Adding that people were now trying to hide inside buildings, he said: "We don't yet know how many are dead and injured but we are scared, very scared. We are peaceful, every area of the town is peaceful, we did not provoke this." Wissam Tarif, the executive director of the human rights organisation Insan confirmed that there had been at least 13 deaths in Jableh, although he said he had not been able to contact anyone in the town since Sunday.

Further assaults were reported in a ring of villages and towns in the rural area around Damascus. Douma, Daraya and Moadamiya were caught up in the violence.

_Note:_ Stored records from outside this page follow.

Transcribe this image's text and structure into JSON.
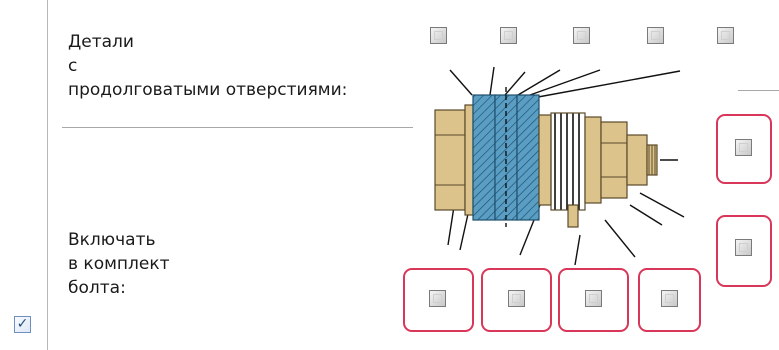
{
  "labels": {
    "details": "Детали\nс\nпродолговатыми отверстиями:",
    "include": "Включать\nв комплект\nболта:"
  },
  "checkboxes": {
    "top_row": [
      false,
      false,
      false,
      false,
      false
    ],
    "right_column": [
      false,
      false
    ],
    "bottom_row": [
      false,
      false,
      false,
      false
    ],
    "corner": true
  },
  "icons": {
    "diagram": "bolt-assembly-diagram",
    "check_glyph": "✓"
  },
  "colors": {
    "highlight": "#d8375a",
    "washer_blue": "#5a9ec4",
    "part_tan": "#dcc38c"
  }
}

In the nearby town of Saqba, a human rights monitor said that people were being loaded into the back of army trucks and taken away.

In Moadamiya, pleas for help were ringing out from the mosques and there were reports that Kisweh, another town near Damascus, was being surrounded by tanks on Monday afternoon.

Activists have also reported that Daraya, another small town in the rural band around the capital, was being closed off on Monday evening.

Radwan Ziadeh, a US human rights activist in the town, said: "I heard there were checkpoints but the tanks were two kilometres from Daraya, near to Moadamiya. But I am now hearing that the internet is cut and that the roads are being closed."

There were also unconfirmed reports of security forces firing at people in towns close to Bosra, a tourist city with a Roman amphitheatre close to the border with Jordan.

A member of the Union of Democratic (Kurdish) Youth said Aleppo, Syria's second city, in the west of the country, had been quiet, but that some groups were trying to start protests. "There is a very, very, extensive security and intelligence presence everywhere in Aleppo and they crack down on any protest as soon as it starts," he said.

As the brutality of the crackdown increased, there were reports of some small-scale defections within the Syrian army. In Deraa, a battalion commander was reported to have clashed with other sections of the security forces as he tried to protect wounded civilians. A Syrian activist, Malath Aumran, said the commander was later arrested.

However, analysts said it was unlikely that the higher echelons of the army, which are dominated by Assad loyalists drawn mainly from the president's Alawite sect, would turn against the regime.

"The system is too strong to collapse easily," said one political analyst, who asked for anonymity. "The 4th battalion is effectively a private army which strikes fear into Syrians. The rest of the army is conscripts, some of whom may defect. But how many of them will dare to say no when the commander is a member of the regime?"

In Damascus, Syrian activists watched the latest crackdown with dismay and outrage. "They believe they can finish it once and for all," said one, who also asked to remain anonymous. "It is unbearable."

Katherine Marsh is the pseudonym of a journalist working in Syria.

Related Articles:

No comments:

Post a Comment

Note: Only a member of this blog may post a comment.